How are you backing up your data? If you’re not, you really need to ask yourself one question: Can I afford to lose everything on my computer? What would happen if I did? Would it be the end of your world? Or worse.
If you are one of the lucky ones, you will probably say: It doesn’t matter a jot. Lucky you.
For the rest of us, we need to devise some way to handle the loss of data. Why? Because in most instances, the loss of data is sudden, unexpected, and (often) permanent. So let’s consider some of the issues now.
While we may curse the need to make backups of our data, the reality is that there are many options now available that task much easier than ever.
CD-/DVD-Rom: you can burn your data to CD-Rom and you can pack upto 700MB of stuff onto one disc. With DVD-Roms the upper limits are 4.7GB or even double that. Most new notebooks and pc systems come with at least a DVD burner installed. The CD-rom discs are inexpensive, while DVD discs are not the cheapest. Once your archive is set, you can burn as many copies as you need in a few minutes.
- Pro’s: cheap, portable and fast.
- Con’s: discs can get lost or scratched. Sometimes they can be unreadable.
Online Storage: There are quite a few options for storing files online, from your current website host to specific back up companies.
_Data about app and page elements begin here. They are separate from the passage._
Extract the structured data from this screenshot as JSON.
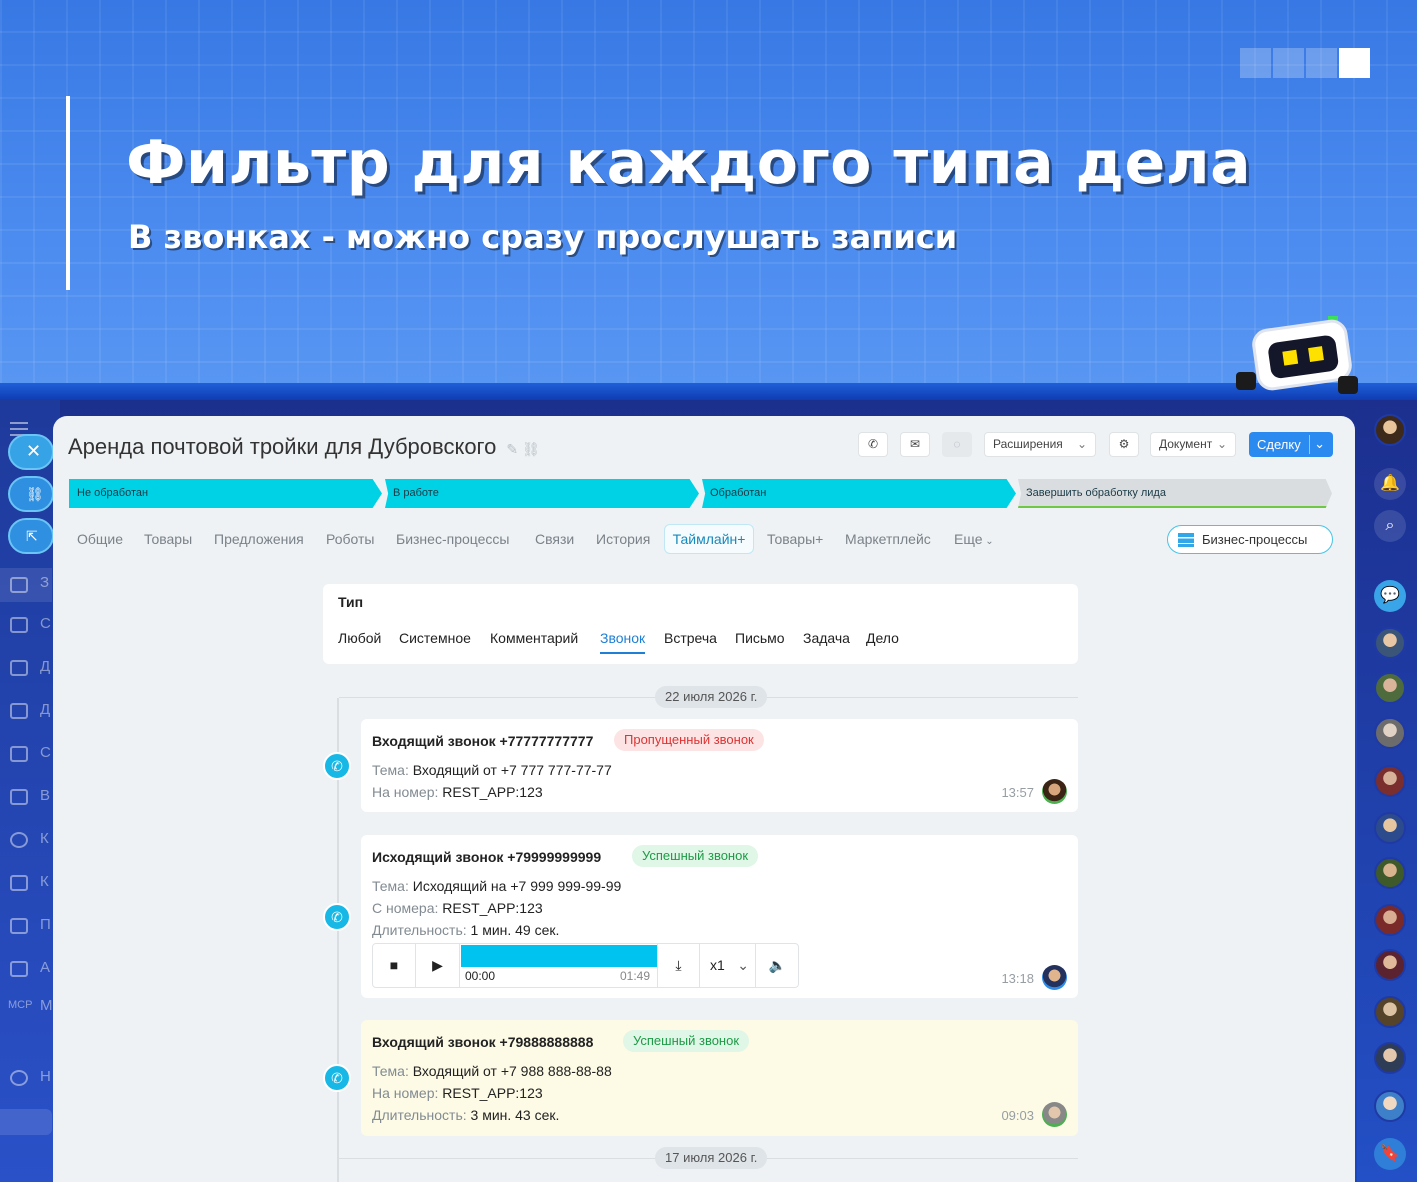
{
  "banner": {
    "title": "Фильтр для каждого типа дела",
    "subtitle": "В звонках - можно сразу прослушать записи"
  },
  "colors": {
    "accent": "#2b8af0",
    "stage": "#00d2e6",
    "banner": "#3f80e8",
    "missed": "#d33",
    "success": "#1f9a48"
  },
  "left_nav": {
    "items": [
      "З",
      "С",
      "Д",
      "Д",
      "С",
      "В",
      "К",
      "К",
      "П",
      "А",
      "Н"
    ],
    "mcp_label": "MCP",
    "cut_label": "М",
    "pill_icons": [
      "close-icon",
      "link-icon",
      "external-link-icon"
    ]
  },
  "deal": {
    "title": "Аренда почтовой тройки для Дубровского",
    "toolbar": {
      "extensions": "Расширения",
      "document": "Документ",
      "create": "Сделку"
    },
    "stages": [
      "Не обработан",
      "В работе",
      "Обработан",
      "Завершить обработку лида"
    ],
    "tabs": [
      "Общие",
      "Товары",
      "Предложения",
      "Роботы",
      "Бизнес-процессы",
      "Связи",
      "История",
      "Таймлайн+",
      "Товары+",
      "Маркетплейс",
      "Еще"
    ],
    "active_tab": "Таймлайн+",
    "bp_button": "Бизнес-процессы"
  },
  "filter": {
    "title": "Тип",
    "options": [
      "Любой",
      "Системное",
      "Комментарий",
      "Звонок",
      "Встреча",
      "Письмо",
      "Задача",
      "Дело"
    ],
    "active": "Звонок"
  },
  "timeline": {
    "dates": [
      "22 июля 2026 г.",
      "17 июля 2026 г."
    ],
    "items": [
      {
        "title": "Входящий звонок +77777777777",
        "badge": "Пропущенный звонок",
        "rows": [
          [
            "Тема:",
            "Входящий от +7 777 777-77-77"
          ],
          [
            "На номер:",
            "REST_APP:123"
          ]
        ],
        "time": "13:57"
      },
      {
        "title": "Исходящий звонок +79999999999",
        "badge": "Успешный звонок",
        "rows": [
          [
            "Тема:",
            "Исходящий на +7 999 999-99-99"
          ],
          [
            "С номера:",
            "REST_APP:123"
          ],
          [
            "Длительность:",
            "1 мин. 49 сек."
          ]
        ],
        "player": {
          "current": "00:00",
          "total": "01:49",
          "speed": "x1",
          "progress": 1.0
        },
        "time": "13:18"
      },
      {
        "title": "Входящий звонок +79888888888",
        "badge": "Успешный звонок",
        "rows": [
          [
            "Тема:",
            "Входящий от +7 988 888-88-88"
          ],
          [
            "На номер:",
            "REST_APP:123"
          ],
          [
            "Длительность:",
            "3 мин. 43 сек."
          ]
        ],
        "time": "09:03"
      }
    ]
  }
}
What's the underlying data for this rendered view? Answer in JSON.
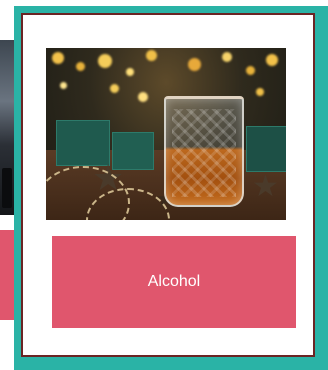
{
  "carousel": {
    "selected_card": {
      "label": "Alcohol",
      "image_icon": "whiskey-glass-photo"
    }
  },
  "colors": {
    "selection_border": "#2ab3a6",
    "card_border": "#6b2424",
    "label_background": "#e0566d",
    "label_text": "#ffffff"
  }
}
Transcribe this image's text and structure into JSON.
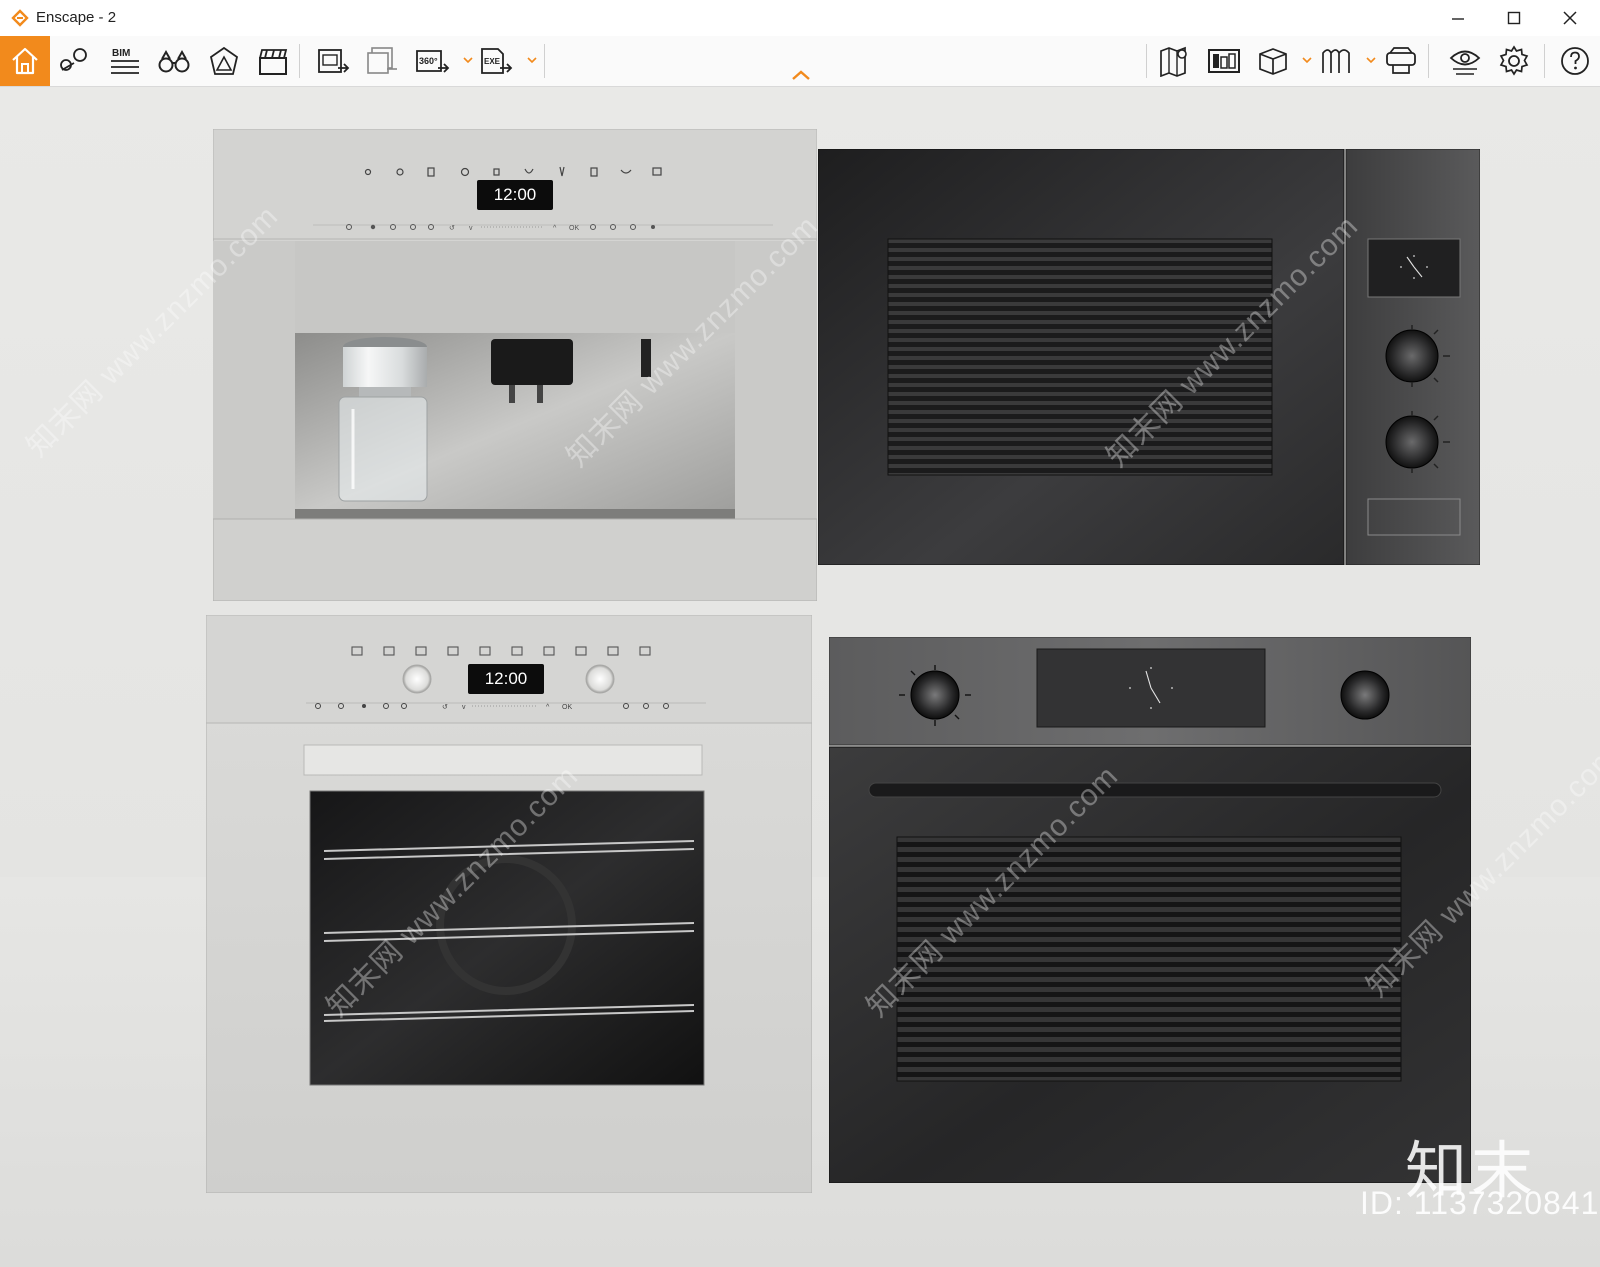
{
  "window": {
    "title": "Enscape - 2",
    "controls": {
      "minimize": "minimize-icon",
      "maximize": "maximize-icon",
      "close": "close-icon"
    }
  },
  "toolbar": {
    "accent_color": "#f28a1c",
    "left_tools": [
      {
        "name": "home",
        "icon": "home-icon"
      },
      {
        "name": "views",
        "icon": "pin-views-icon"
      },
      {
        "name": "bim",
        "icon": "bim-icon",
        "label": "BIM"
      },
      {
        "name": "explore",
        "icon": "binoculars-icon"
      },
      {
        "name": "atmosphere",
        "icon": "atmosphere-icon"
      },
      {
        "name": "video",
        "icon": "clapperboard-icon"
      },
      {
        "name": "render-image",
        "icon": "render-image-icon"
      },
      {
        "name": "batch-render",
        "icon": "batch-render-icon"
      },
      {
        "name": "panorama",
        "icon": "panorama-360-icon",
        "label": "360°"
      },
      {
        "name": "export",
        "icon": "exe-export-icon",
        "label": "EXE"
      }
    ],
    "right_tools": [
      {
        "name": "map",
        "icon": "map-icon"
      },
      {
        "name": "asset-library",
        "icon": "asset-library-icon"
      },
      {
        "name": "cube-view",
        "icon": "cube-icon"
      },
      {
        "name": "material",
        "icon": "material-icon"
      },
      {
        "name": "vr",
        "icon": "vr-headset-icon"
      },
      {
        "name": "visual-settings",
        "icon": "eye-settings-icon"
      },
      {
        "name": "settings",
        "icon": "gear-icon"
      },
      {
        "name": "help",
        "icon": "help-icon"
      }
    ]
  },
  "scene": {
    "coffee_machine_display": "12:00",
    "oven_display": "12:00",
    "watermark_site": "www.znzmo.com",
    "watermark_brand": "知末网",
    "logo_text": "知末",
    "image_id": "ID: 1137320841"
  }
}
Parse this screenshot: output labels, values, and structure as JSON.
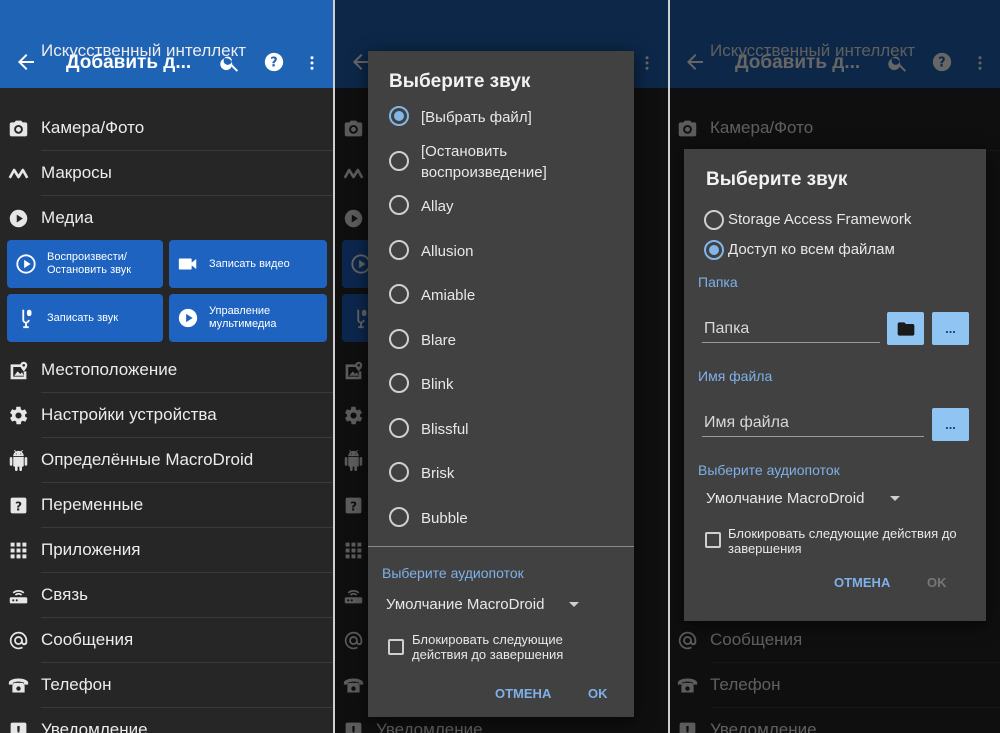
{
  "topbar": {
    "title": "Добавить д..."
  },
  "list": {
    "partial_top": "Искусственный интеллект",
    "items": [
      {
        "label": "Камера/Фото",
        "icon": "camera-icon"
      },
      {
        "label": "Макросы",
        "icon": "macrodroid-m-icon"
      },
      {
        "label": "Медиа",
        "icon": "play-circle-icon"
      },
      {
        "label": "Местоположение",
        "icon": "map-location-icon"
      },
      {
        "label": "Настройки устройства",
        "icon": "gear-icon"
      },
      {
        "label": "Определённые MacroDroid",
        "icon": "android-icon"
      },
      {
        "label": "Переменные",
        "icon": "question-box-icon"
      },
      {
        "label": "Приложения",
        "icon": "apps-grid-icon"
      },
      {
        "label": "Связь",
        "icon": "router-icon"
      },
      {
        "label": "Сообщения",
        "icon": "at-sign-icon"
      },
      {
        "label": "Телефон",
        "icon": "phone-icon"
      },
      {
        "label": "Уведомление",
        "icon": "notification-icon"
      }
    ],
    "media_tiles": [
      {
        "label": "Воспроизвести/\nОстановить звук",
        "icon": "play-circle-icon"
      },
      {
        "label": "Записать видео",
        "icon": "video-camera-icon"
      },
      {
        "label": "Записать звук",
        "icon": "microphone-icon"
      },
      {
        "label": "Управление\nмультимедиа",
        "icon": "play-circle-icon"
      }
    ]
  },
  "dialog_sound": {
    "title": "Выберите звук",
    "options": [
      {
        "label": "[Выбрать файл]",
        "selected": true
      },
      {
        "label": "[Остановить\nвоспроизведение]",
        "selected": false
      },
      {
        "label": "Allay",
        "selected": false
      },
      {
        "label": "Allusion",
        "selected": false
      },
      {
        "label": "Amiable",
        "selected": false
      },
      {
        "label": "Blare",
        "selected": false
      },
      {
        "label": "Blink",
        "selected": false
      },
      {
        "label": "Blissful",
        "selected": false
      },
      {
        "label": "Brisk",
        "selected": false
      },
      {
        "label": "Bubble",
        "selected": false
      }
    ],
    "stream_label": "Выберите аудиопоток",
    "stream_value": "Умолчание MacroDroid",
    "block_label": "Блокировать следующие\nдействия до завершения",
    "cancel": "ОТМЕНА",
    "ok": "OK"
  },
  "dialog_file": {
    "title": "Выберите звук",
    "modes": [
      {
        "label": "Storage Access Framework",
        "selected": false
      },
      {
        "label": "Доступ ко всем файлам",
        "selected": true
      }
    ],
    "folder_label": "Папка",
    "folder_placeholder": "Папка",
    "filename_label": "Имя файла",
    "filename_placeholder": "Имя файла",
    "browse_label": "...",
    "stream_label": "Выберите аудиопоток",
    "stream_value": "Умолчание MacroDroid",
    "block_label": "Блокировать следующие действия до\nзавершения",
    "cancel": "ОТМЕНА",
    "ok": "OK"
  },
  "colors": {
    "accent": "#1f63b5",
    "tile": "#1e63c0",
    "link": "#7fb0e8",
    "dialog": "#414141"
  }
}
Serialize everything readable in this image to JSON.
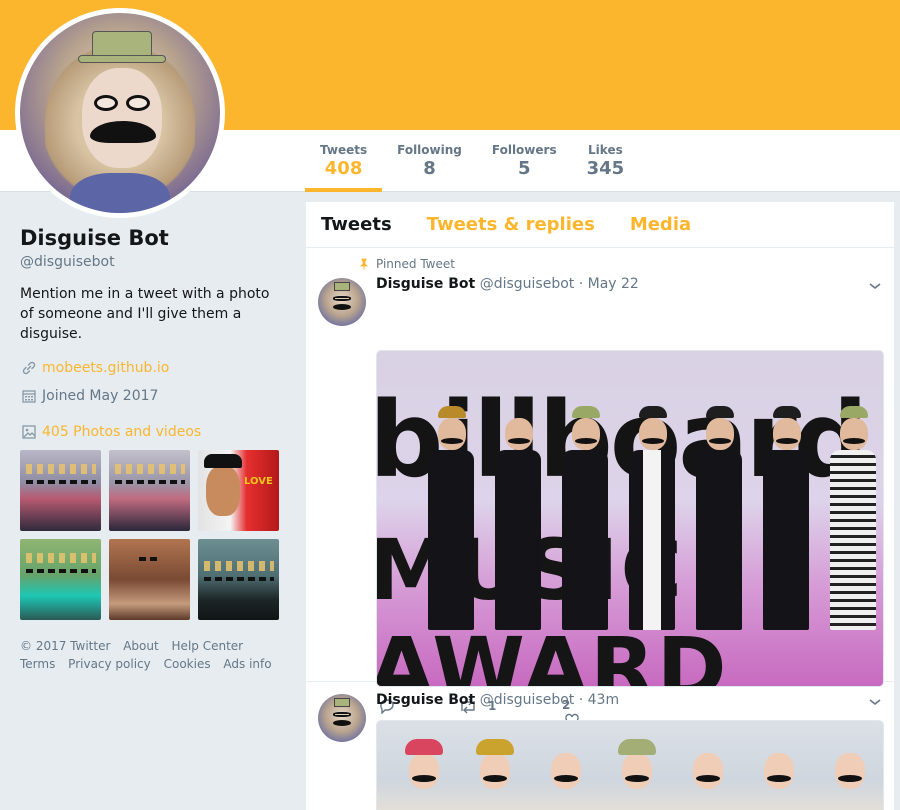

Typically, you will pay monthly or annual dues and you can access the files on your desktop (across the network), through a fileshare, or via a webtype interface. You may get additional tools to simplify and speed-up the process.
- Pros: larger space than any single disc, it’s offsite. Secure, too.
- Cons: Depends on net access, companies lose stuff, and go bankrupt. Expensive.
Network Attached Storage Devices offer online and immediate access to ALL of the data on the server, they are relatively simple to set up and can back up your entire system as you need. Storage is additional space and NAS is available to all the PCs on the network. NAS systems can be easy to setup, and run like mini-PC systems on their own. You can expand simply by adding extra devices on the network. It’s even possible to build your own system.
- Pros: typically lots of space, accessible.
- Cons: It’s onsite, additional electricity needed, they break down.
What else is there? Memory sticks can be used, but the memory can be volatile, easily erased. The sticks can be lost easily, too. External hard drives offer solutions like simplified NAS devices but you have to do quite a lot of your own copying meaning your PC may be backing up when you should be using it.
There are many options now for data protection: none of them by themselves offers a complete, permanent solution to your backup issues. But if you balance effectiveness vs. cost, onsite vs. offsite, and you build in redundancy (ie. having several layers of protection) you should be able to confront most disasters.
Typical scenarios: #1 someone breaks in and steals your PC (AND ALL your discs).
This did happen to a friend of mine. Someone broke in and removed ALL the computer equipment in the room. Everything. He had no backups of stuff outside the room, and lost months of work for several textbooks he was working on. Some form of offsite back up would have helped for sure even if he’d just made copies of his crucial stuff and put them on a server elsewhere or given CD copies to a friend.
Typical scenario: #2 your PC needs servicing or breaks down.
This happened to me on several occasions. Having extra hard disks installed made it easy to whip out the data and start working on another system by putting the hard disk into an external drive bay. I’ve had to do this more than once, it helped to save time by making my data available while my PC was being fixed. Of course, remembering to split the system on Disk C: and the data on Disk D: is necessary.
What data emergencies have you experienced? Were you ready for them? What did you do? How are you backing up your data now? Of course, you ARE backing up, aren’t you? Tell me you have some disaster plan in waiting!